Across our entire cross-Colombia excursion, my overall favorite and completely different experience was the jungle trek to Ciudad Perdida, The Lost City.
To get near Ciudad Perdida, The Lost City, we stopped over for a visit to Santa Marta. Santa Marta was a smaller, somewhat rundown city with some history and nice walking areas along the beach. However, it did not have nearly as much to offer a visitor as the other towns throughout Colombia we visited. There were historical signs at key locations, which added some depth to our informal walking tours. Many Colombians said they preferred Santa Marta over more well-known and visited Cartagena, though our experience was the opposite.

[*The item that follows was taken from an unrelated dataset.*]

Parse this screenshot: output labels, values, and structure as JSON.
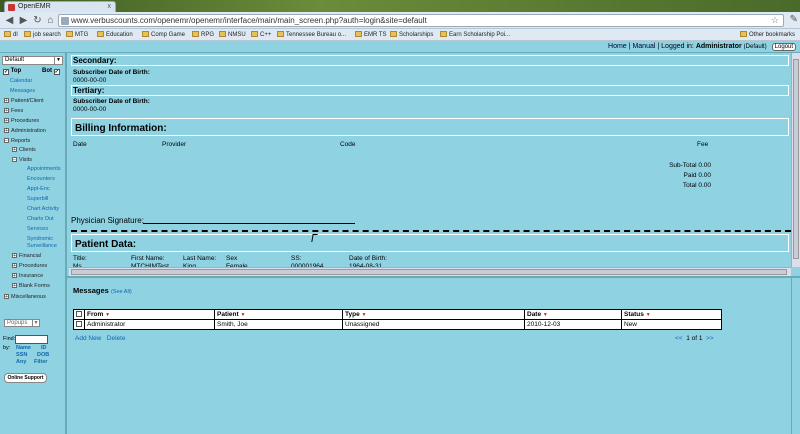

On an early morning, we gathered at the Expotur expedition guide office in Santa Marta with other trekkers going to Ciudad Perdida in our group, among other groups who were also converging there. Enthusiastic and helpful English translator Juan Carlos was the main cohesive leader of the trip, though the expedition was officially led by the more knowledgeable and experienced Spanish-speaking-only guide Cesar. We were also accompanied by assistant guide Samir and cook Daniel. Among our hikers were us Americans with Dutch, Germans, Italians, Irish, English, and Austrian all mixed together and speaking the traveler’s language of English.
The trek through mountainous jungle trails to Ciudad Perdida was 30 miles round trip, generally accomplished in 4 or 5 days (we chose 4). Every place along the entire length was on steep terrain. If the trail was temporarily level, it was only because the trail was cutting across a slope. High heat and humidity made the trek difficult for some in the group to fully complete. Enterprising locals could provide motorcycle assistance in the early half of the trails and mule assistance in the later half.
Access through the indigenous land to The Lost City was strictly controlled. Only approved trekking guides were allowed, and the guides paid the locals so they also benefit from the tourism that traverses through their lands and heritage. Local farmers and indigenous tribes also provided a few places for overnight accommodation of trekkers. There were mostly large open side, thatched roof structures with mosquito netting around hammocks or basic bunk beds for sleeping. All had simple toilets, cold water showers, and even mostly solar powered electrical outlets and lights. So, you could charge up your gizmos. Other enterprising locals sold natural fruit juices, coconuts, fruits, and an occasional beer or soda to passerby trekkers drenched in sweat.
The trek route was out and back, passing indigenous tribe villages, farmer pastures, open areas where coca (for cocaine) was previously grown just a few decades ago, cascading rivers, and jungles of exotic trees, vines, huge bamboo stands, and dangling fruits or flowers. All of this was explained by Cesar and translated to everyone by Carlos.
The hiking got a bit more adventurous with rain. Some steep slopes became slippery clay muck. One rain was epic. The roar of its volume could be heard as a hard-defined edge advancing across the jungle mountainside toward us. The experience was then like standing under a garden hose, literally. We were immediately drenched to the skin and our clothes, boots, and socks never dried out afterwards in the humid jungle.
At one point that normally required a river crossing, the river level rose so dangerously high and fast that we were instead pulled across high above on a cable in a rusted metal box with rotted wood floorboards. Later, a small trickle of a stream, normally just skipped over, became a torrential waterfall and river. To get across that, a rope was strung across the torrent and we hung on tight to get to the other side. Carlos had experienced plenty of rain in his many years of guiding there, yet it was never previously that extreme.
Venturing into The Lost City itself was a terrific experience, with its history, limited number of people allowed there, remote jungle seclusion, and open visibility due to maintenance by onsite workers who kept the encroaching jungle whacked back.
After ascending the first 1200 rough-hewn stone steps, we came upon the first lower terraces that originally had homes on top and buried elders with gold treasure below. The gold treasure was before looters, though even that part still exists in some other ancient buried jungle villages. A series of walls, stairs, circular terraces, and pathways led up the mountainside that was once a center of authority, commerce, gathering, homes, and religion. Ciudad Perdida was only abandoned after so many people there started dying and the place was labelled as cursed for centuries. The actual source of the curse were diseases brought by the Spaniards in the 1500s. The city was always known by local indigenous people since then, though not discovered by Westernized people until the 1970s when dangerous and aggressive looters found and despoiled parts of it.
The hustle and bustle of long ago was palpable while walking the royal road up to the highest levels where tribal leaders lived. At those elevations, the views spread out to lower levels of the community and the valley beyond. Circumnavigating the community’s main trail system felt even more real as we walked by the indigenous descendants of The Lost City’s ancestors.